DATA FOR REVIEW Start Marker

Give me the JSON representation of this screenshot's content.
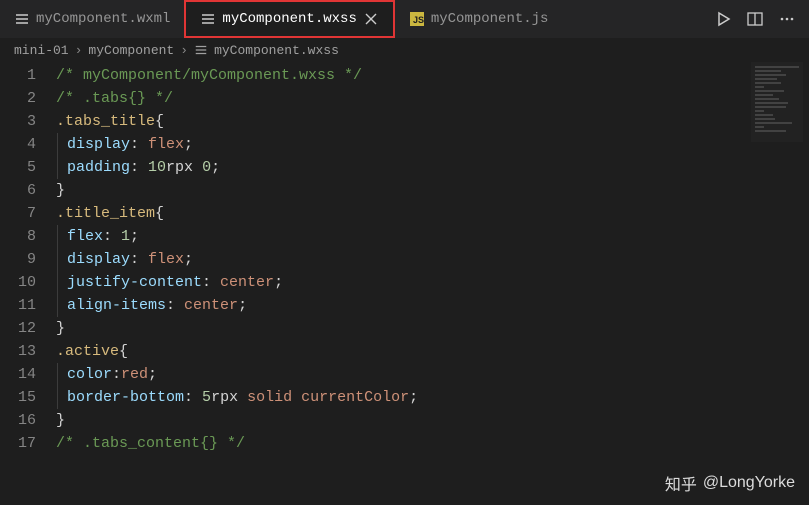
{
  "tabs": [
    {
      "label": "myComponent.wxml",
      "icon": "wxml"
    },
    {
      "label": "myComponent.wxss",
      "icon": "wxss",
      "active": true,
      "closeable": true
    },
    {
      "label": "myComponent.js",
      "icon": "js"
    }
  ],
  "breadcrumb": {
    "p0": "mini-01",
    "p1": "myComponent",
    "p2": "myComponent.wxss"
  },
  "lines": {
    "num1": "1",
    "t1a": "/* myComponent/myComponent.wxss */",
    "num2": "2",
    "t2a": "/* .tabs{} */",
    "num3": "3",
    "sel3": ".tabs_title",
    "brace3": "{",
    "num4": "4",
    "prop4": "display",
    "val4": "flex",
    "num5": "5",
    "prop5": "padding",
    "val5a": "10",
    "val5u1": "rpx",
    "val5b": " 0",
    "num6": "6",
    "brace6": "}",
    "num7": "7",
    "sel7": ".title_item",
    "brace7": "{",
    "num8": "8",
    "prop8": "flex",
    "val8": "1",
    "num9": "9",
    "prop9": "display",
    "val9": "flex",
    "num10": "10",
    "prop10": "justify-content",
    "val10": "center",
    "num11": "11",
    "prop11": "align-items",
    "val11": "center",
    "num12": "12",
    "brace12": "}",
    "num13": "13",
    "sel13": ".active",
    "brace13": "{",
    "num14": "14",
    "prop14": "color",
    "val14": "red",
    "num15": "15",
    "prop15": "border-bottom",
    "val15a": "5",
    "val15u": "rpx",
    "val15b": " solid currentColor",
    "num16": "16",
    "brace16": "}",
    "num17": "17",
    "t17a": "/* .tabs_content{} */"
  },
  "watermark": {
    "brand": "知乎",
    "user": "@LongYorke"
  }
}
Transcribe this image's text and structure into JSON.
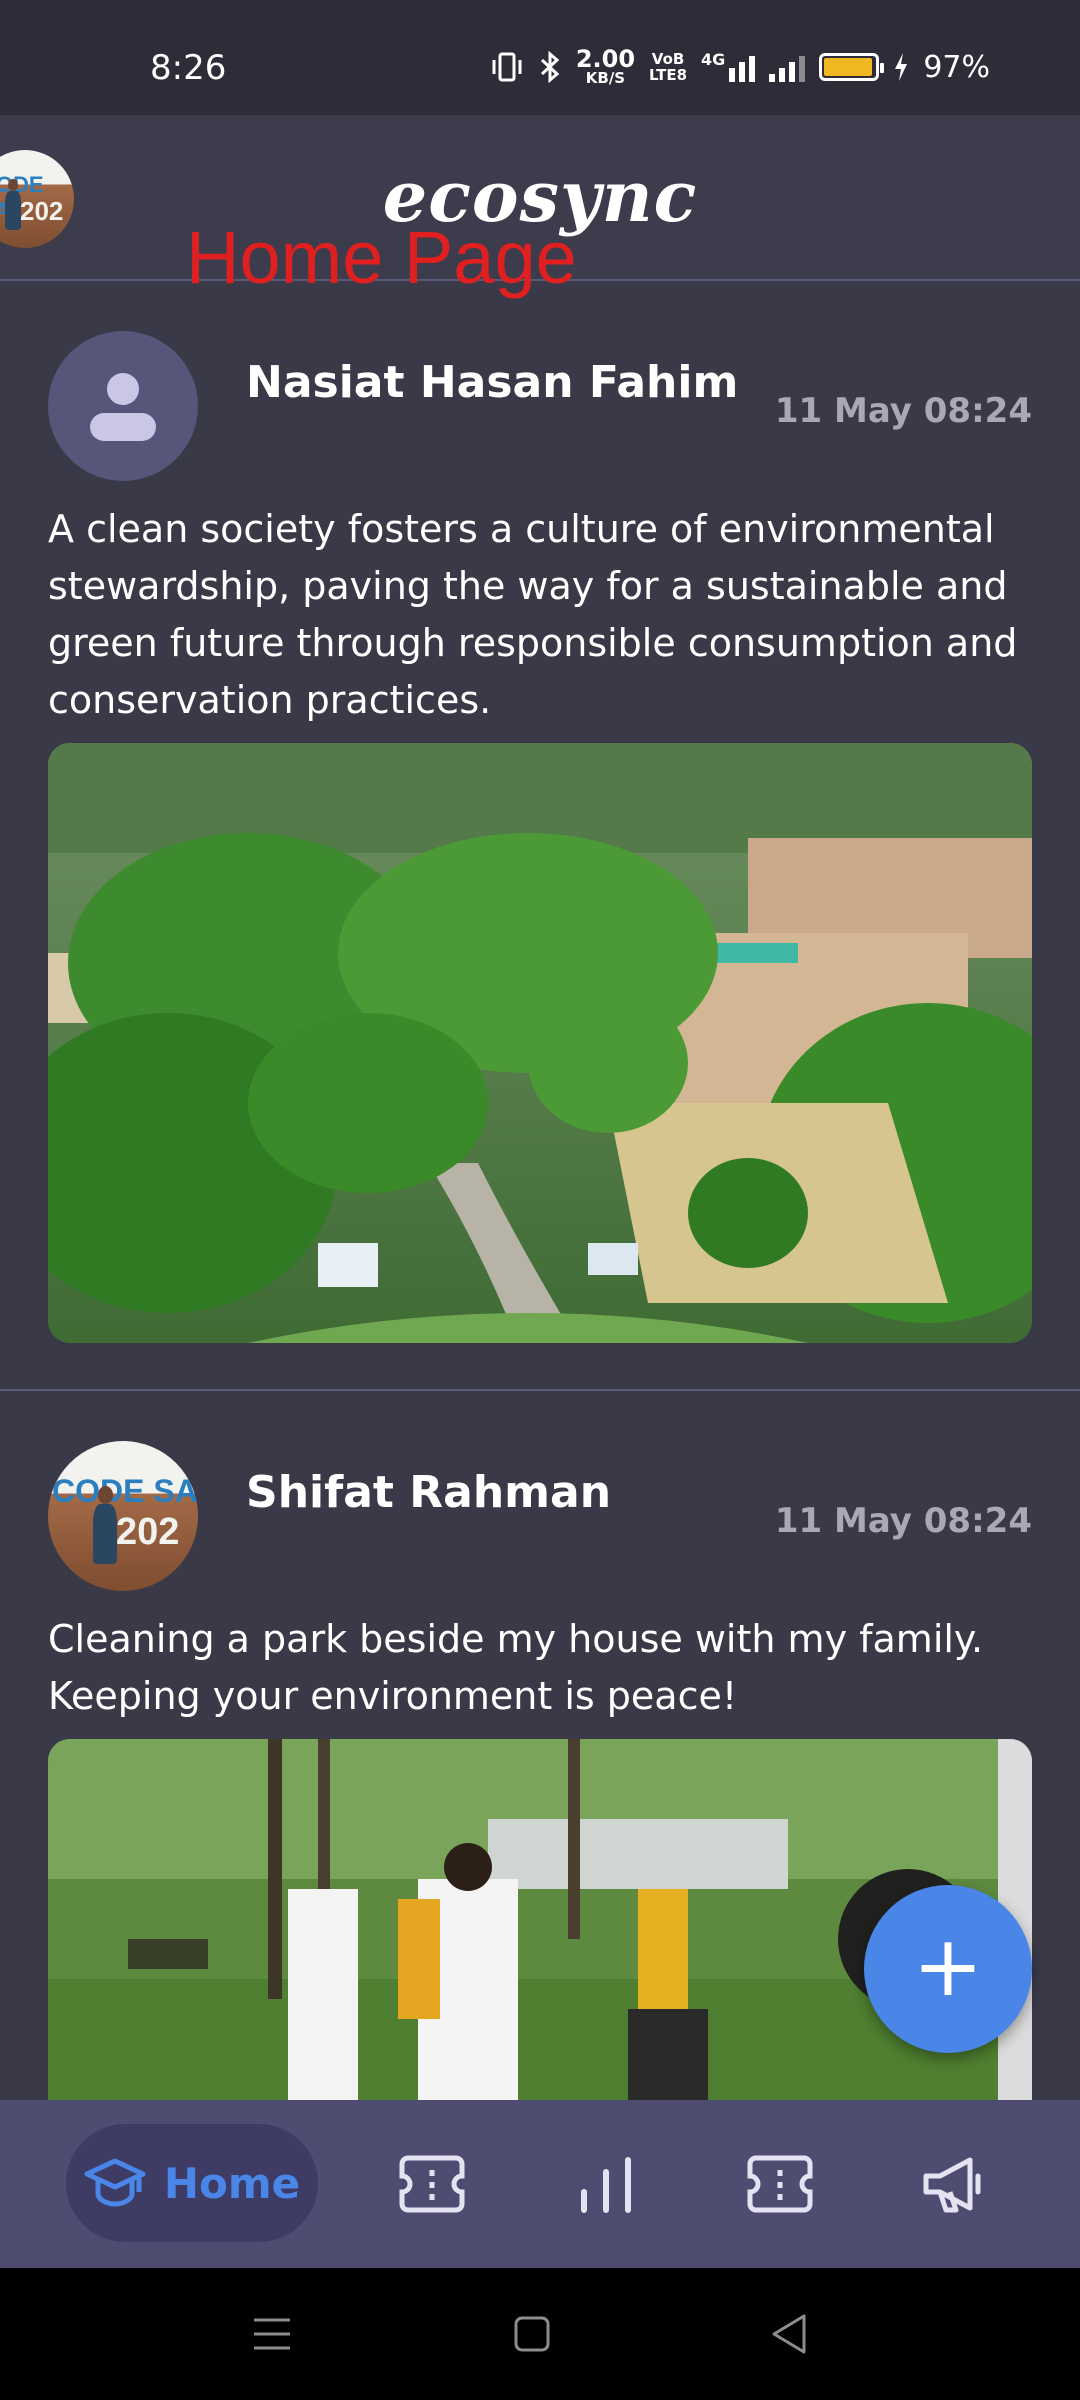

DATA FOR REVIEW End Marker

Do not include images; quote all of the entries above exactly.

Give me the JSON representation of this screenshot's content.
{
  "tabs": [
    {
      "label": "myComponent.wxml",
      "icon": "wxml"
    },
    {
      "label": "myComponent.wxss",
      "icon": "wxss",
      "active": true,
      "closeable": true
    },
    {
      "label": "myComponent.js",
      "icon": "js"
    }
  ],
  "breadcrumb": {
    "p0": "mini-01",
    "p1": "myComponent",
    "p2": "myComponent.wxss"
  },
  "lines": {
    "num1": "1",
    "t1a": "/* myComponent/myComponent.wxss */",
    "num2": "2",
    "t2a": "/* .tabs{} */",
    "num3": "3",
    "sel3": ".tabs_title",
    "brace3": "{",
    "num4": "4",
    "prop4": "display",
    "val4": "flex",
    "num5": "5",
    "prop5": "padding",
    "val5a": "10",
    "val5u1": "rpx",
    "val5b": " 0",
    "num6": "6",
    "brace6": "}",
    "num7": "7",
    "sel7": ".title_item",
    "brace7": "{",
    "num8": "8",
    "prop8": "flex",
    "val8": "1",
    "num9": "9",
    "prop9": "display",
    "val9": "flex",
    "num10": "10",
    "prop10": "justify-content",
    "val10": "center",
    "num11": "11",
    "prop11": "align-items",
    "val11": "center",
    "num12": "12",
    "brace12": "}",
    "num13": "13",
    "sel13": ".active",
    "brace13": "{",
    "num14": "14",
    "prop14": "color",
    "val14": "red",
    "num15": "15",
    "prop15": "border-bottom",
    "val15a": "5",
    "val15u": "rpx",
    "val15b": " solid currentColor",
    "num16": "16",
    "brace16": "}",
    "num17": "17",
    "t17a": "/* .tabs_content{} */"
  },
  "watermark": {
    "brand": "知乎",
    "user": "@LongYorke"
  }
}
Transcribe this image's text and structure into JSON.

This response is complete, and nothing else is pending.